(Component data from apps and pages)
———

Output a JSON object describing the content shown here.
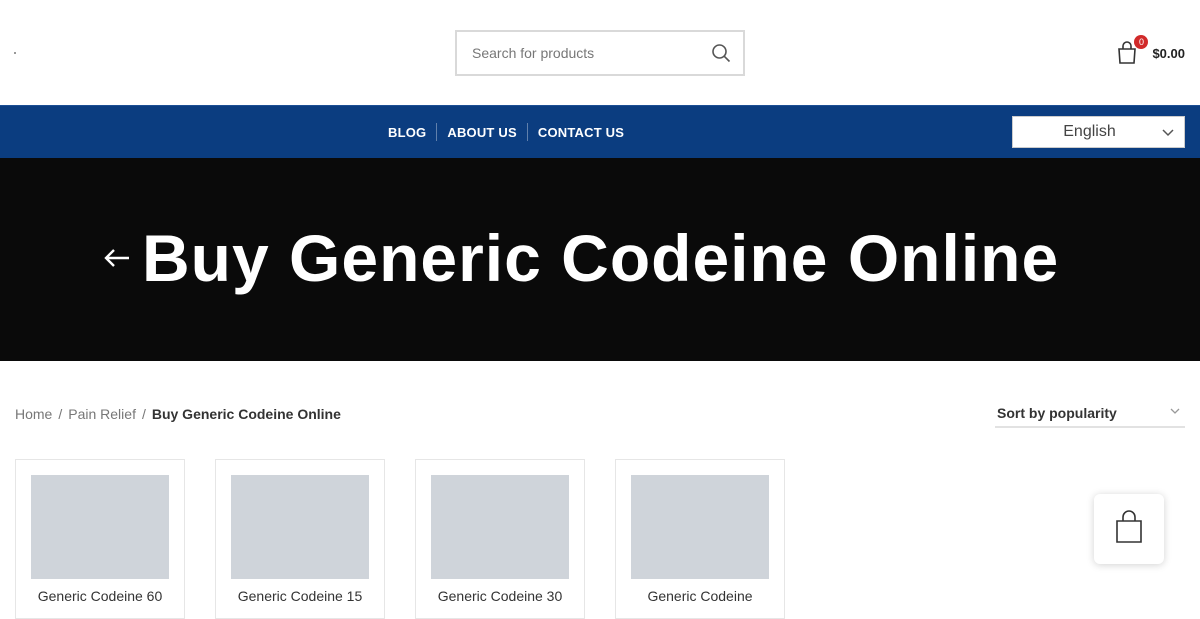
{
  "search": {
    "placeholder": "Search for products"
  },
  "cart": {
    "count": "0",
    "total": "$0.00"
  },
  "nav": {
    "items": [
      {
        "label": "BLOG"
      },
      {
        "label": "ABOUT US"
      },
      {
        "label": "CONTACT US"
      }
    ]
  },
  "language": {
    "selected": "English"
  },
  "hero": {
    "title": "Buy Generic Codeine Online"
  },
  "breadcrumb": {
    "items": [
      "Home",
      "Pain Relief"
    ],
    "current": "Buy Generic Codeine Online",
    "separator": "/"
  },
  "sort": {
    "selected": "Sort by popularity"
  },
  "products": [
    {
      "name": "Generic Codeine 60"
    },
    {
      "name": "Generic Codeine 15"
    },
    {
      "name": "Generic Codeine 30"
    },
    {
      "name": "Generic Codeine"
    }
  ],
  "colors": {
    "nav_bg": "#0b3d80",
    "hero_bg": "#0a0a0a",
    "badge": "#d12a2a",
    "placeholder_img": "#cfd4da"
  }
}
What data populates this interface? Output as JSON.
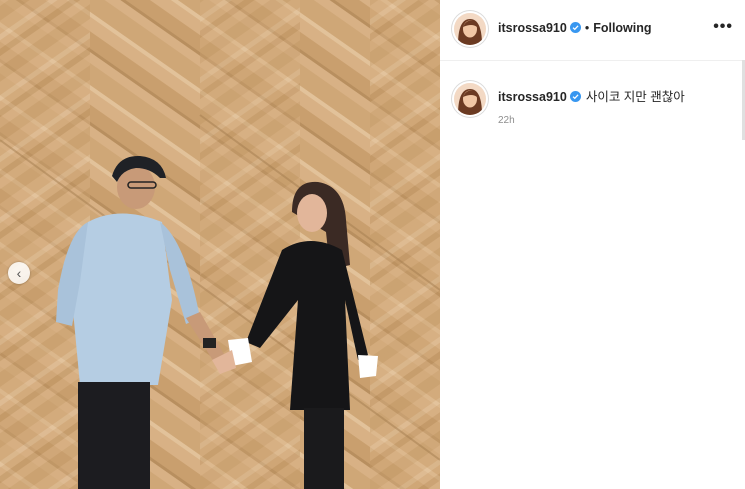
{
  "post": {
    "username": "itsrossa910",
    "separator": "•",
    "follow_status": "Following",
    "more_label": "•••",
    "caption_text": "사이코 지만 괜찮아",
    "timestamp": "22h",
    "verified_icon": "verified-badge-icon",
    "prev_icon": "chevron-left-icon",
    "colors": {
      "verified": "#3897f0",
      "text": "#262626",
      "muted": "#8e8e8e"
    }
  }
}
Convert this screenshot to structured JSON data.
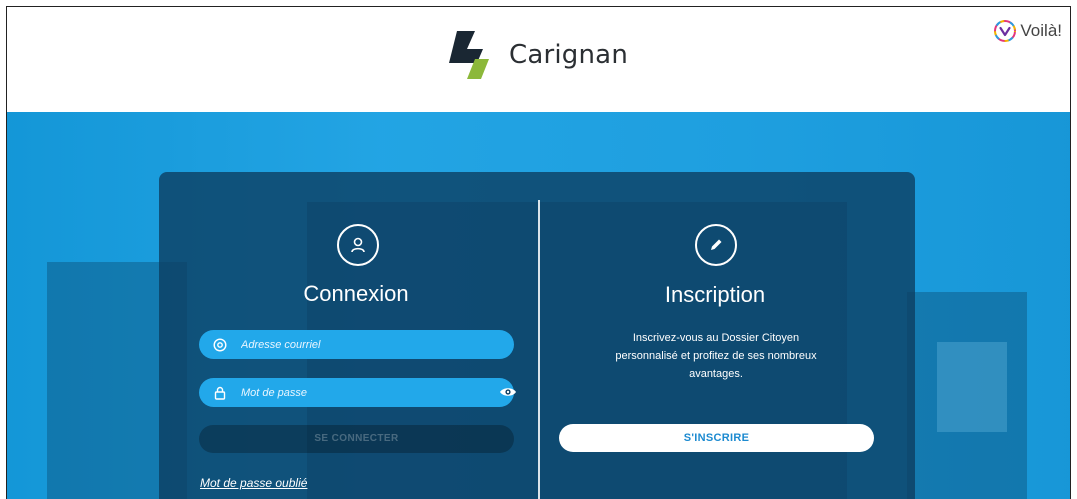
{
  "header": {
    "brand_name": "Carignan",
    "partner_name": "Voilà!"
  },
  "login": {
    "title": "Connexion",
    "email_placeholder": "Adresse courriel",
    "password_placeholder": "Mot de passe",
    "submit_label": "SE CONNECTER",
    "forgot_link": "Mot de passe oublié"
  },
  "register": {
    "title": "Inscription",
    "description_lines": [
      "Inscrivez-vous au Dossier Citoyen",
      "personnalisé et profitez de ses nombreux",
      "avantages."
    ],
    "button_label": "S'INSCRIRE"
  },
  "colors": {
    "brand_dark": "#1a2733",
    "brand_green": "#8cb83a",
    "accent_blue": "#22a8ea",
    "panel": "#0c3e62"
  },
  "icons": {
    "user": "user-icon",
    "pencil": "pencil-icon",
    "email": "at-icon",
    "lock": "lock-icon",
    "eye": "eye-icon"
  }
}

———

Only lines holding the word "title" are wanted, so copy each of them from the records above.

#### EXERCISE RESPONSE:
    "title": "Buy Generic Codeine Online"
    "title": "Connexion",
    "title": "Inscription",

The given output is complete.